■ SUPPLIED DATA
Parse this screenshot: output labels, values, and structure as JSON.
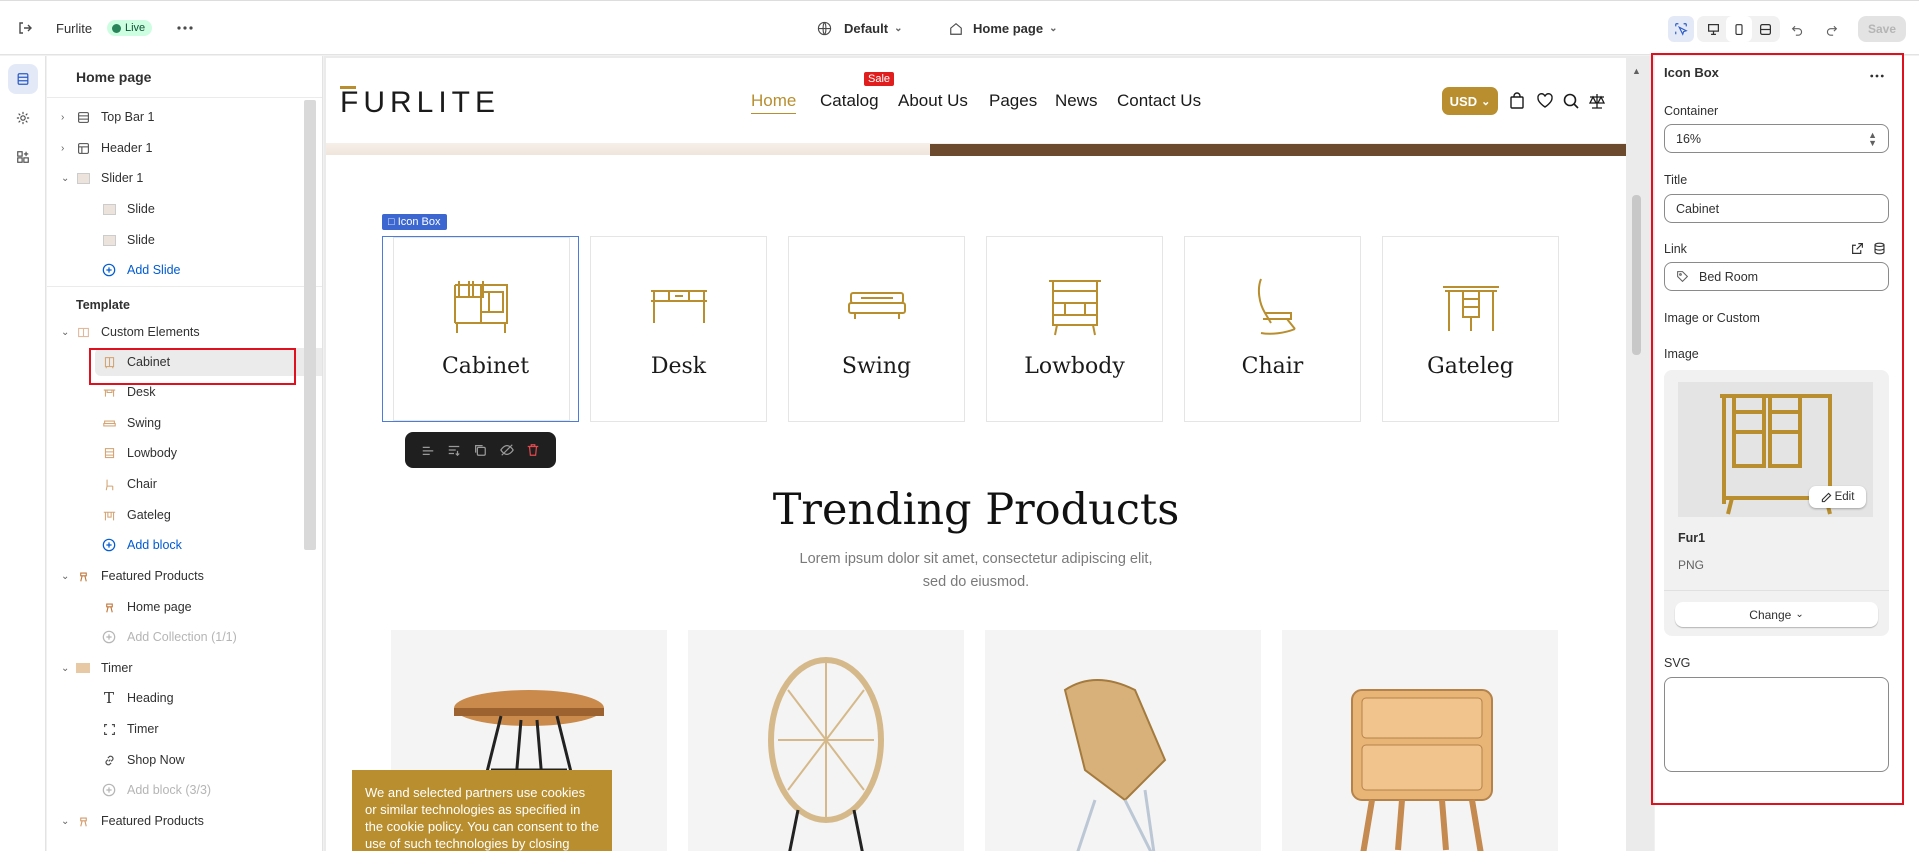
{
  "topbar": {
    "store_name": "Furlite",
    "status": "Live",
    "theme": "Default",
    "page": "Home page",
    "save_label": "Save"
  },
  "tree": {
    "title": "Home page",
    "items": [
      {
        "label": "Top Bar 1"
      },
      {
        "label": "Header 1"
      },
      {
        "label": "Slider 1"
      },
      {
        "label": "Slide"
      },
      {
        "label": "Slide"
      },
      {
        "label": "Add Slide"
      }
    ],
    "template_label": "Template",
    "template_items": [
      {
        "label": "Custom Elements"
      },
      {
        "label": "Cabinet"
      },
      {
        "label": "Desk"
      },
      {
        "label": "Swing"
      },
      {
        "label": "Lowbody"
      },
      {
        "label": "Chair"
      },
      {
        "label": "Gateleg"
      },
      {
        "label": "Add block"
      },
      {
        "label": "Featured Products"
      },
      {
        "label": "Home page"
      },
      {
        "label": "Add Collection (1/1)"
      },
      {
        "label": "Timer"
      },
      {
        "label": "Heading"
      },
      {
        "label": "Timer"
      },
      {
        "label": "Shop Now"
      },
      {
        "label": "Add block (3/3)"
      },
      {
        "label": "Featured Products"
      }
    ]
  },
  "preview": {
    "logo": "FURLITE",
    "nav": [
      "Home",
      "Catalog",
      "About Us",
      "Pages",
      "News",
      "Contact Us"
    ],
    "sale_badge": "Sale",
    "currency": "USD",
    "selected_tag": "Icon Box",
    "icon_boxes": [
      "Cabinet",
      "Desk",
      "Swing",
      "Lowbody",
      "Chair",
      "Gateleg"
    ],
    "trending_title": "Trending Products",
    "trending_sub_1": "Lorem ipsum dolor sit amet, consectetur adipiscing elit,",
    "trending_sub_2": "sed do eiusmod.",
    "cookie_text": "We and selected partners use cookies or similar technologies as specified in the cookie policy. You can consent to the use of such technologies by closing"
  },
  "panel": {
    "title": "Icon Box",
    "container_label": "Container",
    "container_value": "16%",
    "title_label": "Title",
    "title_value": "Cabinet",
    "link_label": "Link",
    "link_value": "Bed Room",
    "image_or_custom": "Image or Custom",
    "image_label": "Image",
    "edit_label": "Edit",
    "file_name": "Fur1",
    "file_type": "PNG",
    "change_label": "Change",
    "svg_label": "SVG"
  },
  "colors": {
    "accent": "#b88e2f",
    "highlight": "#e0111f",
    "selection": "#3c67d0"
  }
}
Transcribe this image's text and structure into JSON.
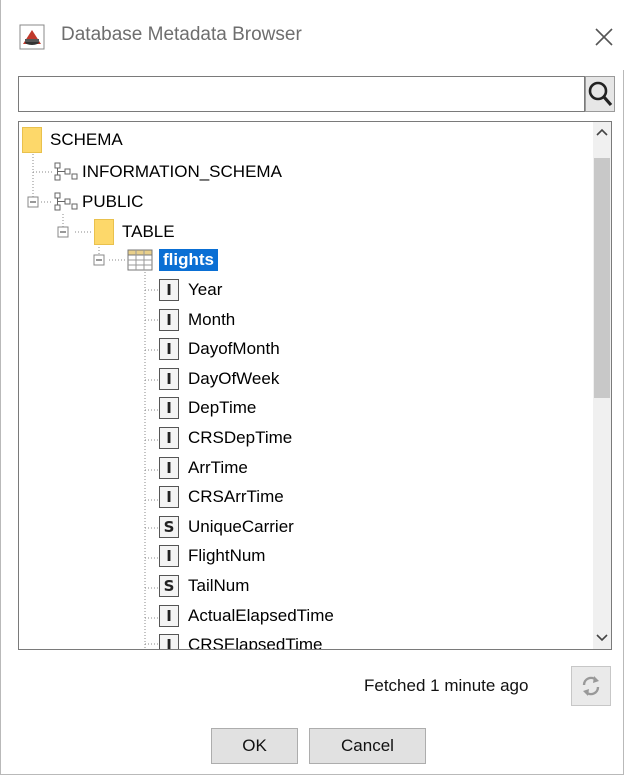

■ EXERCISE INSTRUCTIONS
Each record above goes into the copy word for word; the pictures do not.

■ THE COMPLETED TASK
Parse this screenshot: output labels, values, and structure as JSON.
{
  "topbar": {
    "store_name": "Furlite",
    "status": "Live",
    "theme": "Default",
    "page": "Home page",
    "save_label": "Save"
  },
  "tree": {
    "title": "Home page",
    "items": [
      {
        "label": "Top Bar 1"
      },
      {
        "label": "Header 1"
      },
      {
        "label": "Slider 1"
      },
      {
        "label": "Slide"
      },
      {
        "label": "Slide"
      },
      {
        "label": "Add Slide"
      }
    ],
    "template_label": "Template",
    "template_items": [
      {
        "label": "Custom Elements"
      },
      {
        "label": "Cabinet"
      },
      {
        "label": "Desk"
      },
      {
        "label": "Swing"
      },
      {
        "label": "Lowbody"
      },
      {
        "label": "Chair"
      },
      {
        "label": "Gateleg"
      },
      {
        "label": "Add block"
      },
      {
        "label": "Featured Products"
      },
      {
        "label": "Home page"
      },
      {
        "label": "Add Collection (1/1)"
      },
      {
        "label": "Timer"
      },
      {
        "label": "Heading"
      },
      {
        "label": "Timer"
      },
      {
        "label": "Shop Now"
      },
      {
        "label": "Add block (3/3)"
      },
      {
        "label": "Featured Products"
      }
    ]
  },
  "preview": {
    "logo": "FURLITE",
    "nav": [
      "Home",
      "Catalog",
      "About Us",
      "Pages",
      "News",
      "Contact Us"
    ],
    "sale_badge": "Sale",
    "currency": "USD",
    "selected_tag": "Icon Box",
    "icon_boxes": [
      "Cabinet",
      "Desk",
      "Swing",
      "Lowbody",
      "Chair",
      "Gateleg"
    ],
    "trending_title": "Trending Products",
    "trending_sub_1": "Lorem ipsum dolor sit amet, consectetur adipiscing elit,",
    "trending_sub_2": "sed do eiusmod.",
    "cookie_text": "We and selected partners use cookies or similar technologies as specified in the cookie policy. You can consent to the use of such technologies by closing"
  },
  "panel": {
    "title": "Icon Box",
    "container_label": "Container",
    "container_value": "16%",
    "title_label": "Title",
    "title_value": "Cabinet",
    "link_label": "Link",
    "link_value": "Bed Room",
    "image_or_custom": "Image or Custom",
    "image_label": "Image",
    "edit_label": "Edit",
    "file_name": "Fur1",
    "file_type": "PNG",
    "change_label": "Change",
    "svg_label": "SVG"
  },
  "colors": {
    "accent": "#b88e2f",
    "highlight": "#e0111f",
    "selection": "#3c67d0"
  }
}
Transcribe this image's text and structure into JSON.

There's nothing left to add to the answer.